  5. ^ "bilaterals.org | The Bilateral Investment Treaty: Investment facilitator or host country albatross? - print". 2006-02-13. Archived from the original on 2006-02-13. Retrieved 2019-11-05.
  6. ^ See Rudolf Dolzer and Christoph Schreuer, Principles of International Investment Law, Oxford, 2008, p. 2. Also see UNCTAD, World Investment Report (2006) XVII, 26.
  7. ^ Tobin, Jennifer L.; Busch, Marc L. (2010). "A BIT is Better Than a Lot: Bilateral Investment Treaties and Preferential Trade Agreements". World Politics. 62: 1–42. doi:10.1017/S0043887109990190. S2CID 12007652.
  8. ^ "Model Text of the Indian Bilateral Investment Treaty" (PDF). mygov.in. Retrieved 25 October 2016.
  9. ^ "Bilateral Investment Treaties | United States Trade Representative". ustr.gov. Retrieved 2019-11-05.
  10. ^ Condon, Madison (2015-01-01). "The Integration of Environmental Law into International Investment Treaties and Trade Agreements: Negotiation Process and the Legalization of Commitments". Virginia Environmental Law Journal. 33 (1): 102.

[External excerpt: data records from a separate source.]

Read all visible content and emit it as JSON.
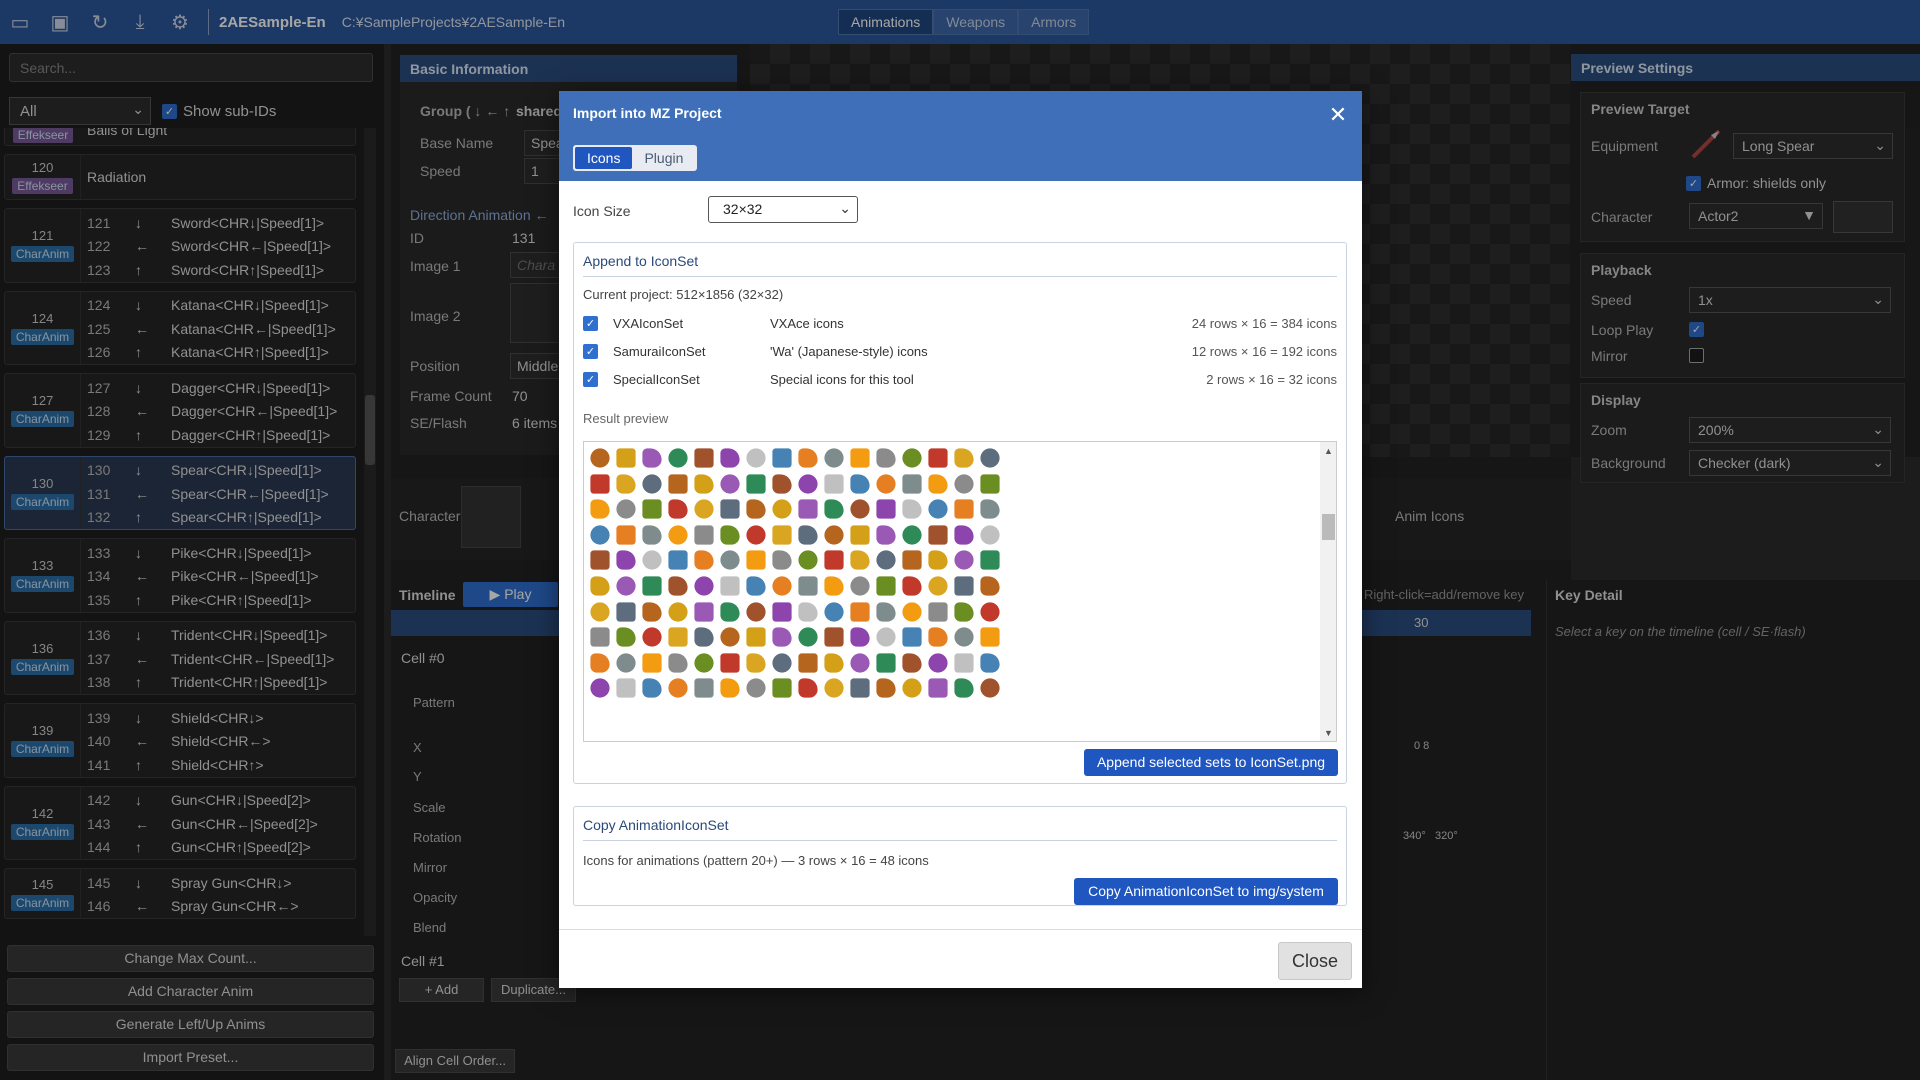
{
  "topbar": {
    "title": "2AESample-En",
    "path": "C:¥SampleProjects¥2AESample-En",
    "tabs": [
      "Animations",
      "Weapons",
      "Armors"
    ],
    "active_tab": "Animations"
  },
  "left": {
    "search_placeholder": "Search...",
    "filter": "All",
    "show_sub_ids": "Show sub-IDs",
    "partial_top": "Balls of Light",
    "radiation_id": "120",
    "radiation_badge": "Effekseer",
    "radiation_label": "Radiation",
    "groups": [
      {
        "id": "121",
        "badge": "CharAnim",
        "rows": [
          [
            "121",
            "↓",
            "Sword<CHR↓|Speed[1]>"
          ],
          [
            "122",
            "←",
            "Sword<CHR←|Speed[1]>"
          ],
          [
            "123",
            "↑",
            "Sword<CHR↑|Speed[1]>"
          ]
        ]
      },
      {
        "id": "124",
        "badge": "CharAnim",
        "rows": [
          [
            "124",
            "↓",
            "Katana<CHR↓|Speed[1]>"
          ],
          [
            "125",
            "←",
            "Katana<CHR←|Speed[1]>"
          ],
          [
            "126",
            "↑",
            "Katana<CHR↑|Speed[1]>"
          ]
        ]
      },
      {
        "id": "127",
        "badge": "CharAnim",
        "rows": [
          [
            "127",
            "↓",
            "Dagger<CHR↓|Speed[1]>"
          ],
          [
            "128",
            "←",
            "Dagger<CHR←|Speed[1]>"
          ],
          [
            "129",
            "↑",
            "Dagger<CHR↑|Speed[1]>"
          ]
        ]
      },
      {
        "id": "130",
        "badge": "CharAnim",
        "rows": [
          [
            "130",
            "↓",
            "Spear<CHR↓|Speed[1]>"
          ],
          [
            "131",
            "←",
            "Spear<CHR←|Speed[1]>"
          ],
          [
            "132",
            "↑",
            "Spear<CHR↑|Speed[1]>"
          ]
        ]
      },
      {
        "id": "133",
        "badge": "CharAnim",
        "rows": [
          [
            "133",
            "↓",
            "Pike<CHR↓|Speed[1]>"
          ],
          [
            "134",
            "←",
            "Pike<CHR←|Speed[1]>"
          ],
          [
            "135",
            "↑",
            "Pike<CHR↑|Speed[1]>"
          ]
        ]
      },
      {
        "id": "136",
        "badge": "CharAnim",
        "rows": [
          [
            "136",
            "↓",
            "Trident<CHR↓|Speed[1]>"
          ],
          [
            "137",
            "←",
            "Trident<CHR←|Speed[1]>"
          ],
          [
            "138",
            "↑",
            "Trident<CHR↑|Speed[1]>"
          ]
        ]
      },
      {
        "id": "139",
        "badge": "CharAnim",
        "rows": [
          [
            "139",
            "↓",
            "Shield<CHR↓>"
          ],
          [
            "140",
            "←",
            "Shield<CHR←>"
          ],
          [
            "141",
            "↑",
            "Shield<CHR↑>"
          ]
        ]
      },
      {
        "id": "142",
        "badge": "CharAnim",
        "rows": [
          [
            "142",
            "↓",
            "Gun<CHR↓|Speed[2]>"
          ],
          [
            "143",
            "←",
            "Gun<CHR←|Speed[2]>"
          ],
          [
            "144",
            "↑",
            "Gun<CHR↑|Speed[2]>"
          ]
        ]
      },
      {
        "id": "145",
        "badge": "CharAnim",
        "rows": [
          [
            "145",
            "↓",
            "Spray Gun<CHR↓>"
          ],
          [
            "146",
            "←",
            "Spray Gun<CHR←>"
          ]
        ]
      }
    ],
    "buttons": [
      "Change Max Count...",
      "Add Character Anim",
      "Generate Left/Up Anims",
      "Import Preset..."
    ]
  },
  "basic": {
    "title": "Basic Information",
    "group_label": "Group ( ↓ ← ↑",
    "group_value": "shared",
    "base_name_label": "Base Name",
    "base_name_value": "Spear",
    "speed_label": "Speed",
    "speed_value": "1",
    "dir_anim_label": "Direction Animation ←",
    "id_label": "ID",
    "id_value": "131",
    "image1_label": "Image 1",
    "image1_value": "Chara",
    "image2_label": "Image 2",
    "position_label": "Position",
    "position_value": "Middle",
    "frame_count_label": "Frame Count",
    "frame_count_value": "70",
    "se_flash_label": "SE/Flash",
    "se_flash_value": "6 items"
  },
  "preview": {
    "title": "Preview Settings",
    "target_label": "Preview Target",
    "equipment_label": "Equipment",
    "equipment_value": "Long Spear",
    "armor_label": "Armor: shields only",
    "character_label": "Character",
    "character_value": "Actor2",
    "playback_label": "Playback",
    "speed_label": "Speed",
    "speed_value": "1x",
    "loop_label": "Loop Play",
    "mirror_label": "Mirror",
    "display_label": "Display",
    "zoom_label": "Zoom",
    "zoom_value": "200%",
    "background_label": "Background",
    "background_value": "Checker (dark)"
  },
  "strip": {
    "character_label": "Character",
    "anim_icons_label": "Anim Icons"
  },
  "timeline": {
    "title": "Timeline",
    "play": "▶ Play",
    "hint": "Right-click=add/remove key",
    "frame_marker": "30",
    "cell0": "Cell #0",
    "cell1": "Cell #1",
    "props": [
      "Pattern",
      "X",
      "Y",
      "Scale",
      "Rotation",
      "Mirror",
      "Opacity",
      "Blend"
    ],
    "add": "+ Add",
    "duplicate": "Duplicate...",
    "align": "Align Cell Order...",
    "key_x": "0 8",
    "key_rot_a": "340°",
    "key_rot_b": "320°"
  },
  "keydetail": {
    "title": "Key Detail",
    "hint": "Select a key on the timeline (cell / SE·flash)"
  },
  "dialog": {
    "title": "Import into MZ Project",
    "tabs": [
      "Icons",
      "Plugin"
    ],
    "icon_size_label": "Icon Size",
    "icon_size_value": "32×32",
    "append_title": "Append to IconSet",
    "current_project": "Current project: 512×1856 (32×32)",
    "sets": [
      {
        "name": "VXAIconSet",
        "desc": "VXAce icons",
        "count": "24 rows × 16 = 384 icons"
      },
      {
        "name": "SamuraiIconSet",
        "desc": "'Wa' (Japanese-style) icons",
        "count": "12 rows × 16 = 192 icons"
      },
      {
        "name": "SpecialIconSet",
        "desc": "Special icons for this tool",
        "count": "2 rows × 16 = 32 icons"
      }
    ],
    "result_preview": "Result preview",
    "append_button": "Append selected sets to IconSet.png",
    "copy_title": "Copy AnimationIconSet",
    "copy_text": "Icons for animations (pattern 20+) — 3 rows × 16 = 48 icons",
    "copy_button": "Copy AnimationIconSet to img/system",
    "close_button": "Close"
  },
  "colors": {
    "accent": "#2b579a",
    "dialog_header": "#3e6fb8",
    "primary_button": "#1f56c0"
  }
}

  11. ^ Titi, Aikaterini (2014). The Right to Regulate in International Investment Law. Nomos. doi:10.5771/9783845251783. ISBN 978-3-8452-5178-3.
  12. ^ Roach, Stephen S. (2022). Accidental Conflict: America, China, and the Clash of False Narratives. New Haven: Yale University Press. doi:10.12987/9780300269017. ISBN 978-0-300-26901-7. JSTOR j.ctv2z0vv2v. OCLC 1347023475.

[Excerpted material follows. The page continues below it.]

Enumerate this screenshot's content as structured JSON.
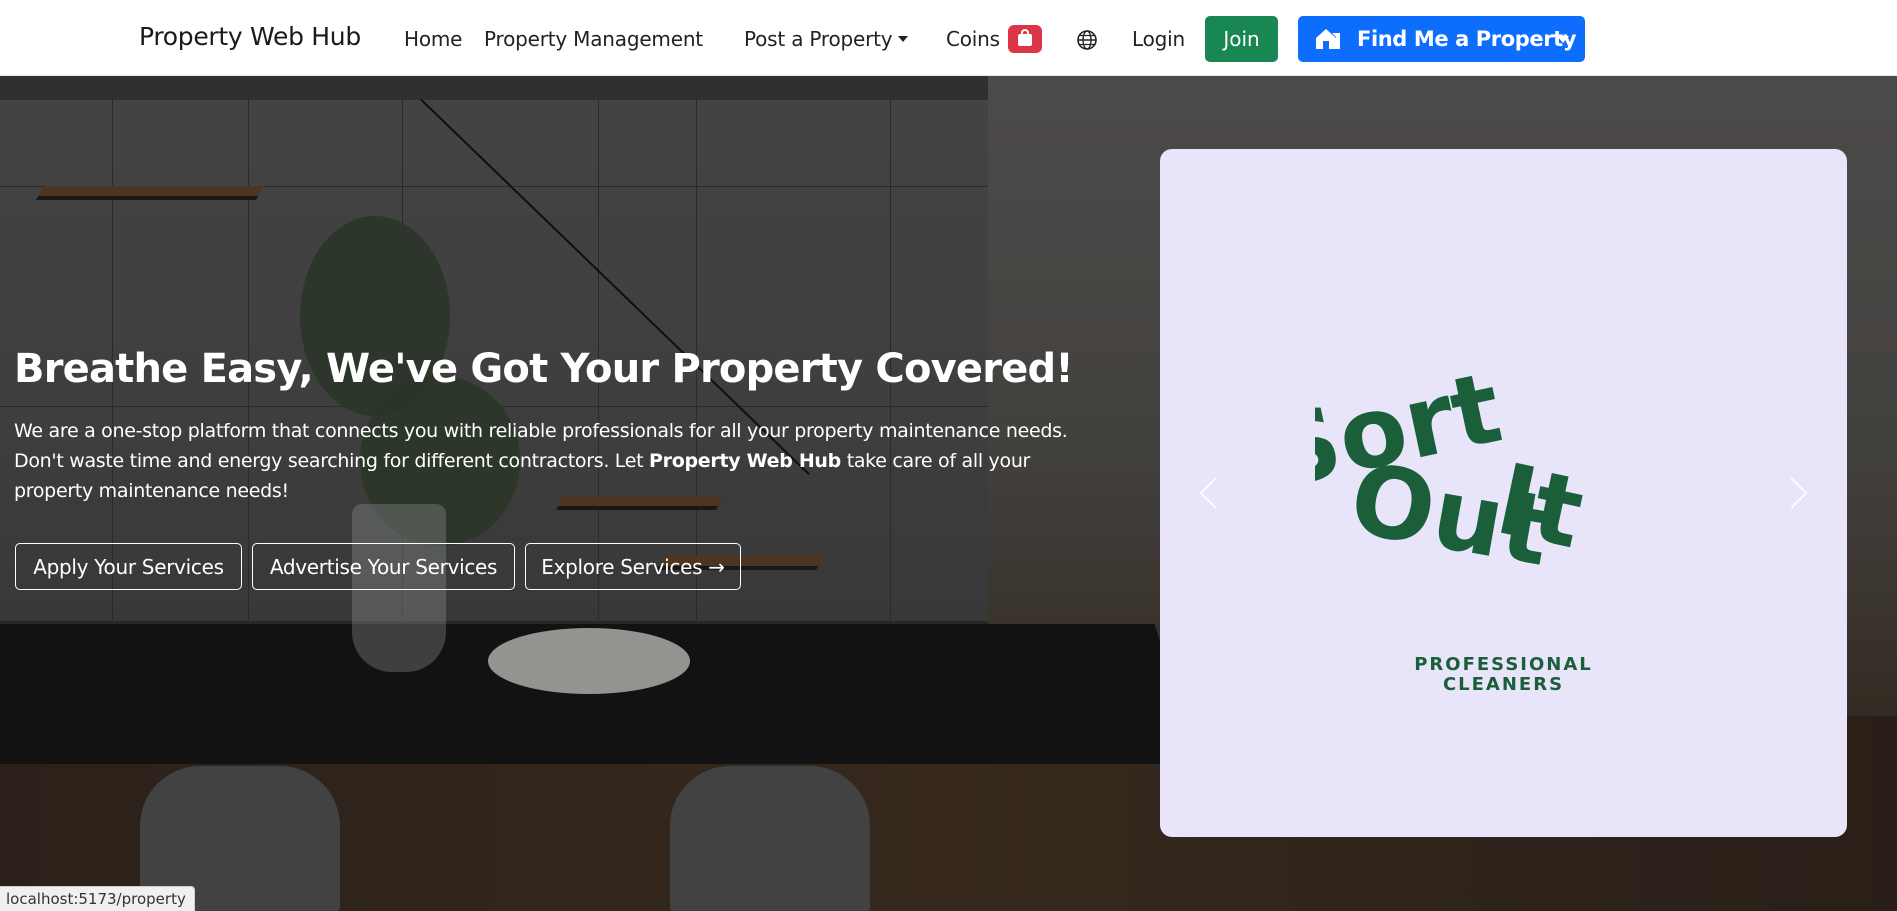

  13. ^ See Deepaloke Chatterjee, Ansung Housing v China, World Trade Review, https://www.cambridge.org/core/journals/world-trade-review/article/ansung-housing-co-ltd-v-peoples-republic-of-china/6B98780B7EDD5317B9B92F08A9BEB963
  14. ^ Protest against EU investment policy Transnational Institute
  15. ^ Arnaud de Nanteuil (17 August 2018). "Counterclaims in Investment Arbitration: Old Questions, New Answers?". The Law & Practice of International Courts and Tribunals. Retrieved 23 November 2020.

External links[edit]